#### [Exercise]
Take the data below and filter it for lines containing the word "GsonTest"; show each line found.

#### [Data for this task]
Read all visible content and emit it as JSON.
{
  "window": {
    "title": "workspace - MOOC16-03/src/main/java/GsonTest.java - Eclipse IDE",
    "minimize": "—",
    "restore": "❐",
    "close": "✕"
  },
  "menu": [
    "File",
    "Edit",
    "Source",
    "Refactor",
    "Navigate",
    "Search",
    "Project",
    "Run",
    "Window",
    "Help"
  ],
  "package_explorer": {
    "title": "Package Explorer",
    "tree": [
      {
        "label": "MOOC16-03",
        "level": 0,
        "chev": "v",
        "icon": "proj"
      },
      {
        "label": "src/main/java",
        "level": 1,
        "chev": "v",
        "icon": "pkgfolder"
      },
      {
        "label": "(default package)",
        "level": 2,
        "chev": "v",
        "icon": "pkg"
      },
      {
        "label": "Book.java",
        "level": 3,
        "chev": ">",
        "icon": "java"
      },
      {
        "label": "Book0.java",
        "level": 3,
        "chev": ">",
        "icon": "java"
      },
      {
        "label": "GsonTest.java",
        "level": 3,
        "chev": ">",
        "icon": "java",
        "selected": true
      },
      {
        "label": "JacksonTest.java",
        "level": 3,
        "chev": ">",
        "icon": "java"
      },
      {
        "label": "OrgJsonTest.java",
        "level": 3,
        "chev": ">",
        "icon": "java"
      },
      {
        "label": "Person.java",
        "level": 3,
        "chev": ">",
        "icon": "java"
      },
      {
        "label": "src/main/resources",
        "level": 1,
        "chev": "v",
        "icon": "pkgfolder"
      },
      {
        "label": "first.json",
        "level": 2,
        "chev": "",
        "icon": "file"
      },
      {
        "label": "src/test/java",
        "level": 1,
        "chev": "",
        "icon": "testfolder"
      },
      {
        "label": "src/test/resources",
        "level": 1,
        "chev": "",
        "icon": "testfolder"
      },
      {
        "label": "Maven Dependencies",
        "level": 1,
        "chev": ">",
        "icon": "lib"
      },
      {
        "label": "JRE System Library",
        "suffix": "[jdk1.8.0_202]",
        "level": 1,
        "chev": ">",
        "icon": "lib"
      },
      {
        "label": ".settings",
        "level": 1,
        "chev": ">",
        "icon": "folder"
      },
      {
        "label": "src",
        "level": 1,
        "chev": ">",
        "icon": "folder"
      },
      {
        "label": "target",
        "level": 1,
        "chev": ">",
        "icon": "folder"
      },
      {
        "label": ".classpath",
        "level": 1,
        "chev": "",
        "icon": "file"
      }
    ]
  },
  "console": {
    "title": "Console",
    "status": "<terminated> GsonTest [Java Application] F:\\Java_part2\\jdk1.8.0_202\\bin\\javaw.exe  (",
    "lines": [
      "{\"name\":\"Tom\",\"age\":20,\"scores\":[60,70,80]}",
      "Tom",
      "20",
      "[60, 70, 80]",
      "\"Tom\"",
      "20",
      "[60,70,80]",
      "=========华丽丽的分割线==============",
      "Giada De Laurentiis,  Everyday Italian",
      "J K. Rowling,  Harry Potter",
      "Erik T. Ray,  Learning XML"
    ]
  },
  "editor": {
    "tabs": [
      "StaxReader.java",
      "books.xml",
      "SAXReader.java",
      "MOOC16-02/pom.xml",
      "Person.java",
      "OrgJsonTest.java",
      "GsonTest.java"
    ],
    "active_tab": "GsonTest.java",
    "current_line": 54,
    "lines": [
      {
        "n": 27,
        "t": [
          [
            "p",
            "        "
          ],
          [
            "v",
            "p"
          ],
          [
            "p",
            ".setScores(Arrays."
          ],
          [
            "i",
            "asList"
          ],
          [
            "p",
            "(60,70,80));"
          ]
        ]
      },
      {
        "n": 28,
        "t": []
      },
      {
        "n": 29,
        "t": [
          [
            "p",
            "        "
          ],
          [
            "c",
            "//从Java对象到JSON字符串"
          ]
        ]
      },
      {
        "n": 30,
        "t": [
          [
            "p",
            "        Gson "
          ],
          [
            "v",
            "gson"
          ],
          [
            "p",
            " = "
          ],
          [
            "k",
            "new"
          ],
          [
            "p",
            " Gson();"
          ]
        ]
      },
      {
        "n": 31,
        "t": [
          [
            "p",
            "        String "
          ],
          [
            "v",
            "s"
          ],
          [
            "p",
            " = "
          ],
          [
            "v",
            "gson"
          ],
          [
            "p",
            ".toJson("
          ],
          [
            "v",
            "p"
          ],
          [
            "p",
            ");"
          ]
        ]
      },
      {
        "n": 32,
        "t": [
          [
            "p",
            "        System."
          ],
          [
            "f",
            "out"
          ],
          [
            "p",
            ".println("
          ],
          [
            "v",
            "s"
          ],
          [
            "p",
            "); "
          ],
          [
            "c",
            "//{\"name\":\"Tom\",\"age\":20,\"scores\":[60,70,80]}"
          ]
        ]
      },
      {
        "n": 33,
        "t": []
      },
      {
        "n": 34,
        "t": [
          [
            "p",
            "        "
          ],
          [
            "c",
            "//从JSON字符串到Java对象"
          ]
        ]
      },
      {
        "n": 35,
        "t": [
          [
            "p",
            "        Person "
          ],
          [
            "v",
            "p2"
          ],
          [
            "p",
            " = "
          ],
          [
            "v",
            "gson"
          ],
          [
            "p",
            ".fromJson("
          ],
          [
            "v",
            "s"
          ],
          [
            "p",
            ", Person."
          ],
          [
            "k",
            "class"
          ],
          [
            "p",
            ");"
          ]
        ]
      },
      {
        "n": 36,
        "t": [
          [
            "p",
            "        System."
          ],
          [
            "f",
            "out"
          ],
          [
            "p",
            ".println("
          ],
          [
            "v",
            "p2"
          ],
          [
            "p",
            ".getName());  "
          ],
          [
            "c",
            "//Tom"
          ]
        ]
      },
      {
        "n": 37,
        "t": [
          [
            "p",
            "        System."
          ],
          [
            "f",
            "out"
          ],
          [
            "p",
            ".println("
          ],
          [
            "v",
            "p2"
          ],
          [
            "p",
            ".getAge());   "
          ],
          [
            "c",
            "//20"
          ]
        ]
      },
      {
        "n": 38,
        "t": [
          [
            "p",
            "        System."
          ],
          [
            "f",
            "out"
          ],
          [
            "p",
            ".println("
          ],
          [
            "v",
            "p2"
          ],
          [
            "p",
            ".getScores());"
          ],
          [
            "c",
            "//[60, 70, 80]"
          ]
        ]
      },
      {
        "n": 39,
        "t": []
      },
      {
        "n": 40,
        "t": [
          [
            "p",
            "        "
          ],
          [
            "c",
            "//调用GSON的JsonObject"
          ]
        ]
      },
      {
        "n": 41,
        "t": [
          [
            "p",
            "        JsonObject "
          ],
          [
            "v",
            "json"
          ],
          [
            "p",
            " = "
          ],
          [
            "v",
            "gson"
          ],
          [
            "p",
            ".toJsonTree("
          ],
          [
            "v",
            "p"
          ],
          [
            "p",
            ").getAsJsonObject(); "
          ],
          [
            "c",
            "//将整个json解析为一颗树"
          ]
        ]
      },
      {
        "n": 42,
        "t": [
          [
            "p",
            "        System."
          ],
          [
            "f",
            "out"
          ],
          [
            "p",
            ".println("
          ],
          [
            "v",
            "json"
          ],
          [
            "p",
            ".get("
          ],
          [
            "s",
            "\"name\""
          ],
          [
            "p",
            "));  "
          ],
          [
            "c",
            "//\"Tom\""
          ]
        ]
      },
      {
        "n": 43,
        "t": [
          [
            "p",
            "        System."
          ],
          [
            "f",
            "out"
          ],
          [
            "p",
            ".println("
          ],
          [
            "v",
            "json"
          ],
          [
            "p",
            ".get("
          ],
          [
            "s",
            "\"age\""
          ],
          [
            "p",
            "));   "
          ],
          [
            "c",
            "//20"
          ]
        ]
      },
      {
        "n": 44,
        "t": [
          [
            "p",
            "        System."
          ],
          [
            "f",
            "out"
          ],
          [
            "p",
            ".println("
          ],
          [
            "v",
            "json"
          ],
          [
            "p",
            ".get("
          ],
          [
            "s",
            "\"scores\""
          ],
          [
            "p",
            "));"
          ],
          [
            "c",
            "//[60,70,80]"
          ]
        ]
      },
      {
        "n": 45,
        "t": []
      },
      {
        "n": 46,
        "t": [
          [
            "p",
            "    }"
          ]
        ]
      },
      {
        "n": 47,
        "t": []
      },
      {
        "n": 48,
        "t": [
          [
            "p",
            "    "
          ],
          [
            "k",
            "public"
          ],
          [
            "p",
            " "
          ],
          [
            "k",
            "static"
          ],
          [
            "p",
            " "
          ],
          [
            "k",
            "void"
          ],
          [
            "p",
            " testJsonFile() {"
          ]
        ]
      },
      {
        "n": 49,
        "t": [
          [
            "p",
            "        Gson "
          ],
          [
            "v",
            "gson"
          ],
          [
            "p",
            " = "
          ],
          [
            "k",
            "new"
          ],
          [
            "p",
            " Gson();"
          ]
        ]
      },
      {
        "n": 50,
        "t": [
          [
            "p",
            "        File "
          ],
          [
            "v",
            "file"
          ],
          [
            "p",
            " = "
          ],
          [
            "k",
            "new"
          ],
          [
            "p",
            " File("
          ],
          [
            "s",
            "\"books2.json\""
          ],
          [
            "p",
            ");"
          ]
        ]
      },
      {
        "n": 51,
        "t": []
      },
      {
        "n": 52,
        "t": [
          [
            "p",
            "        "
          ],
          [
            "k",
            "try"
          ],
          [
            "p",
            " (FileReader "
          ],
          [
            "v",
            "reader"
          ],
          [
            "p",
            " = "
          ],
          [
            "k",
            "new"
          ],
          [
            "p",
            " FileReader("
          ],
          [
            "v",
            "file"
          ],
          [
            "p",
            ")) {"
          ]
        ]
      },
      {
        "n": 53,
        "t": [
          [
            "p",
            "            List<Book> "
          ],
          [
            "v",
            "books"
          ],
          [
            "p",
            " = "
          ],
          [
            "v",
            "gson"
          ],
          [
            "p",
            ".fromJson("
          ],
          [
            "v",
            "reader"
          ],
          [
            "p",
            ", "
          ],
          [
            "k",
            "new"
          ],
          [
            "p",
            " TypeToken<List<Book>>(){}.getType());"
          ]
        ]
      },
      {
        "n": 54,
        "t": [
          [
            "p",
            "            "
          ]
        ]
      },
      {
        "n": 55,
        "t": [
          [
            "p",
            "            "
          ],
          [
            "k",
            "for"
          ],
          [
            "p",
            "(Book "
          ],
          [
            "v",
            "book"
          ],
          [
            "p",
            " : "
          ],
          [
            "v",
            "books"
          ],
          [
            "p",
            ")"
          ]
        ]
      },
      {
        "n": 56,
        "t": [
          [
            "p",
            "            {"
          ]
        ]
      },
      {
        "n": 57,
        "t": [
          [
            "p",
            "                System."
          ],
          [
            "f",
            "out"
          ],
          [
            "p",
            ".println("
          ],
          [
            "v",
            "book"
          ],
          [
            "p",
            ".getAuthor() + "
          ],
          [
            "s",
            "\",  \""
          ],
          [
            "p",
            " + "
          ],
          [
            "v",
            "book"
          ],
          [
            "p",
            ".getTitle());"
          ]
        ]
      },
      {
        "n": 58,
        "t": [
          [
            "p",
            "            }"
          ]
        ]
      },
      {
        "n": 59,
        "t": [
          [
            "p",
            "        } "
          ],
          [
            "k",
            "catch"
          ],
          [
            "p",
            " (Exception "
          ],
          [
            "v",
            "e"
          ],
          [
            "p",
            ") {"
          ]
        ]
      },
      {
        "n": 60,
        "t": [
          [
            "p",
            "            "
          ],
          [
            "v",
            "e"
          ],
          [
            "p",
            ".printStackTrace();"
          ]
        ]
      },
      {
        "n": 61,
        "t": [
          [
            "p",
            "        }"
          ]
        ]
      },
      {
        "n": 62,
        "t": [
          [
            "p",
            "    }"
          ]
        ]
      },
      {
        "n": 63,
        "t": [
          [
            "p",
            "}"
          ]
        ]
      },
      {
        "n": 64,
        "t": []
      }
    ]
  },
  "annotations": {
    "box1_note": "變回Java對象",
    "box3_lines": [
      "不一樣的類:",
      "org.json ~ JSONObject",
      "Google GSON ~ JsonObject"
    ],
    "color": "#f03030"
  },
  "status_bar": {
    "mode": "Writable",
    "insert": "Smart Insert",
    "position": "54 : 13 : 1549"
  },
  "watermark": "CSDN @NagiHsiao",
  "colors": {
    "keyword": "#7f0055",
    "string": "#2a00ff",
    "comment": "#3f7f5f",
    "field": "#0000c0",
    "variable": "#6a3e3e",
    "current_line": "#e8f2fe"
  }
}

#### [Exercise solution]
    "title": "workspace - MOOC16-03/src/main/java/GsonTest.java - Eclipse IDE",
        "label": "GsonTest.java",
    "status": "<terminated> GsonTest [Java Application] F:\\Java_part2\\jdk1.8.0_202\\bin\\javaw.exe  (",
      "GsonTest.java"
    "active_tab": "GsonTest.java",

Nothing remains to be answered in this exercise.